As part of quality assurance, the gathered information were printed and disseminated to community members. Community members then have the opportunity to validate and correct the information. This process enhanced the acceptability of the information and all stakeholders appreciated the fact that the turnaround time between the enumeration exercise and the production of results is relatively fast. After the validation period, enumeration teams and slum federation leaders updated the information in the system. Those community members who were not able to provide their comments and corrections during the validation period may come to the Slum Federation office to update the data. Some Slum Federation leaders and members were trained to manage the system and to continue the updating process.
Most stakeholders including slum dwellers themselves appreciated the added value of STDM in addressing the information requirements of the urban poor particularly for improving tenure security and enhancing planning and access to basic services and infrastructure. Some stakeholders including government officials appreciated STDM as a potential tool for much larger urban development objectives.

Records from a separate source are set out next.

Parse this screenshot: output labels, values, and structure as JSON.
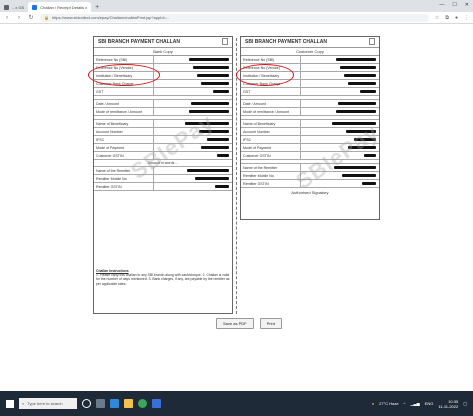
{
  "browser": {
    "tabs": [
      {
        "label": "...x GS"
      },
      {
        "label": "Challan / Receipt Details x"
      }
    ],
    "new_tab": "+",
    "window_controls": [
      "—",
      "☐",
      "✕"
    ],
    "url": "https://www.sbicollect.com/epay/Challan/challanPrint.jsp?appId=..."
  },
  "challans": {
    "left": {
      "title": "SBI BRANCH PAYMENT CHALLAN",
      "subtitle": "Bank Copy",
      "rows": [
        {
          "label": "Reference No (SBI)",
          "redact": 40
        },
        {
          "label": "Reference No (Vendor)",
          "redact": 36
        },
        {
          "label": "Institution / Beneficiary",
          "redact": 32
        },
        {
          "label": "Customer Bank Charge",
          "redact": 28
        },
        {
          "label": "GST",
          "redact": 16
        }
      ],
      "rows2": [
        {
          "label": "Date / Amount",
          "redact": 38
        },
        {
          "label": "Mode of remittance / Amount",
          "redact": 40
        }
      ],
      "rows3": [
        {
          "label": "Name of Beneficiary",
          "redact": 44
        },
        {
          "label": "Account Number",
          "redact": 30
        },
        {
          "label": "IFSC",
          "redact": 22
        },
        {
          "label": "Mode of Payment",
          "redact": 28
        },
        {
          "label": "Customer GSTIN",
          "redact": 12
        }
      ],
      "amount_words": "Amount in words ...",
      "rows4": [
        {
          "label": "Name of the Remitter",
          "redact": 42
        },
        {
          "label": "Remitter Mobile No",
          "redact": 34
        },
        {
          "label": "Remitter GSTIN",
          "redact": 14
        }
      ],
      "notes_heading": "Challan Instructions",
      "notes": "1. Please carry this challan to any SBI branch along with cash/cheque. 2. Challan is valid for the number of days mentioned. 3. Bank charges, if any, are payable by the remitter as per applicable rates."
    },
    "right": {
      "title": "SBI BRANCH PAYMENT CHALLAN",
      "subtitle": "Customer Copy",
      "rows": [
        {
          "label": "Reference No (SBI)",
          "redact": 40
        },
        {
          "label": "Reference No (Vendor)",
          "redact": 36
        },
        {
          "label": "Institution / Beneficiary",
          "redact": 32
        },
        {
          "label": "Customer Bank Charge",
          "redact": 28
        },
        {
          "label": "GST",
          "redact": 16
        }
      ],
      "rows2": [
        {
          "label": "Date / Amount",
          "redact": 38
        },
        {
          "label": "Mode of remittance / Amount",
          "redact": 40
        }
      ],
      "rows3": [
        {
          "label": "Name of Beneficiary",
          "redact": 44
        },
        {
          "label": "Account Number",
          "redact": 30
        },
        {
          "label": "IFSC",
          "redact": 22
        },
        {
          "label": "Mode of Payment",
          "redact": 28
        },
        {
          "label": "Customer GSTIN",
          "redact": 12
        }
      ],
      "rows4": [
        {
          "label": "Name of the Remitter",
          "redact": 42
        },
        {
          "label": "Remitter Mobile No",
          "redact": 34
        },
        {
          "label": "Remitter GSTIN",
          "redact": 14
        }
      ],
      "auth": "Authorised Signatory"
    }
  },
  "watermark": "SBIePay",
  "buttons": {
    "save": "Save as PDF",
    "print": "Print"
  },
  "taskbar": {
    "search_placeholder": "Type here to search",
    "weather": "27°C Haze",
    "lang": "ENG",
    "time": "10:35",
    "date": "11-11-2022"
  },
  "colors": {
    "highlight_circle": "#dd1111",
    "taskbar": "#1f2a38"
  }
}
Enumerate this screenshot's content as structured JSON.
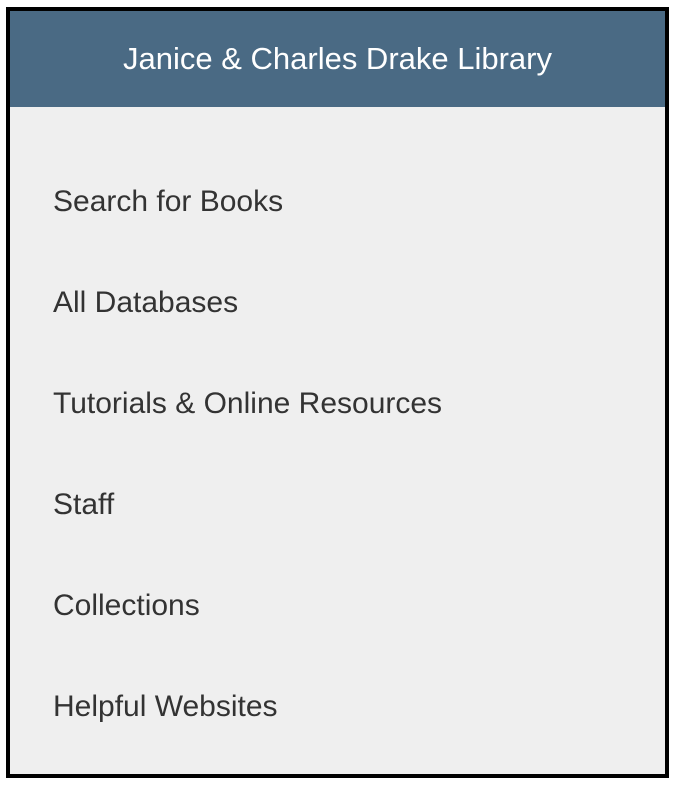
{
  "panel": {
    "title": "Janice & Charles Drake Library",
    "items": [
      {
        "label": "Search for Books"
      },
      {
        "label": "All Databases"
      },
      {
        "label": "Tutorials & Online Resources"
      },
      {
        "label": "Staff"
      },
      {
        "label": "Collections"
      },
      {
        "label": "Helpful Websites"
      }
    ]
  },
  "colors": {
    "header_bg": "#4a6a84",
    "panel_bg": "#efefef",
    "border": "#000000",
    "item_text": "#333333"
  }
}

At the close of 2010 and early 2011, building from the prototype, the intermediate version was developed within UN-Habitat/GLTN. The intermediate version replaced ILWIS as the GIS component with QGIS. The intermediate version was developed using some data and process from a Kenya-based urban NGO called Pamoja Trust, an affiliate of SDI. This version becomes a QGIS plugin which allows users to make use of the other functionality offered by the software. This version of STDM is the basis for a publicly available version which was launched in June 2014.
- 2014 June first: STDM is published on https://github.com/gltn/stdm

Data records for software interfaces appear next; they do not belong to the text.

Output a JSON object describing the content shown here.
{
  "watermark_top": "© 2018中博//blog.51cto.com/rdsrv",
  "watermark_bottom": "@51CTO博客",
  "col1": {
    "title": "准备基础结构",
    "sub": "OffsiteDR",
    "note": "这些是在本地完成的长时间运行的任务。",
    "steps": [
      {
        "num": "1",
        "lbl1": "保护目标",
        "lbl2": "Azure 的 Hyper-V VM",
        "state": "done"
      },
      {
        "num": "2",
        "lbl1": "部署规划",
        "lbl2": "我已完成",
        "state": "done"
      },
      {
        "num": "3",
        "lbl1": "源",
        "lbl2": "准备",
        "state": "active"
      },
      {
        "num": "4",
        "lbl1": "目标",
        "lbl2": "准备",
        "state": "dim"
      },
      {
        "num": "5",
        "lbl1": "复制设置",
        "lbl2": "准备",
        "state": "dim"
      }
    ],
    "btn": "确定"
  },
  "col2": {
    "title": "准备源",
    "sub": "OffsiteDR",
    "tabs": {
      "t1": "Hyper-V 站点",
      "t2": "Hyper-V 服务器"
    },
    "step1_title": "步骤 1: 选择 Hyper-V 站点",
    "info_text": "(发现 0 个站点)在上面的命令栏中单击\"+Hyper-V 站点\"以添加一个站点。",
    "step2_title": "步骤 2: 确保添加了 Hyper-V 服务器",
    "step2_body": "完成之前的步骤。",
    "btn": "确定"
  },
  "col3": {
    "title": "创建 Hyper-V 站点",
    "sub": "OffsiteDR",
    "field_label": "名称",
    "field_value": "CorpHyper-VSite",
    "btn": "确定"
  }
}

- 2014: Launch of STDM 1.0 at the FIG Conference in Kuala Lumpur
- 2015: Release of STDM 1.2 at the World Bank Conference on Land and Poverty in Washington DC, USA
- 2016: STDM as a tool for Improving Land Governance: Global Partners' Experiences and Lessons presentation at the World Bank Conference in Washington DC, USA
- 2016: Next phase: STDM-Online, the Social Tenure Domain Model on the Web.
- 2017 Release of STDM version 1.4
- 2017 STDM Online prototype based on [Sahana Eden] launches at the World Bank Conference on Land and Poverty 2017.
GLTN and partners continue to improve the system including the training package. It is also exploring further testing of the tool in other context and currently initiating a partnership agreement with FIG and known universities to review STDM and make further recommendations for improvement.
Identifying Interest Groups
From OSGeo's perspective there are at least 3 distinct interest groups which should be addressed with dedicated outreach material:
- End users
- End users from NGOs who are on site and discover that they need some kind of "geospatial" tool
- End user organizations (NGOs like Slum/Shack Dwellers International) who have a clearer understanding of what is needed but maybe not the means to acquire sustainable solutions based on proprietary software.
- Municipalities who have an area of interest and are dedicated to do something but lack know-how or means
- National bodies with the mission to address land tenure issues (overlap with SOLA)
- who have a budget for a limited period and want to make sure that whatever IT system they support will live beyond the funded period.
- Inform donors how they can tap into Open Source development resources, what they need to take into account to make it sustainable
- Software developers
- of the core projects (OSGeo peers), to make them aware of potential needs arising out of the evolution of STDM
- New software developers, preferably local and regional to the target areas where STDM will be used. These will be critical to support the STDM plug-in, data model and "operations handbook", especially in the transition from externally funded to long term operational.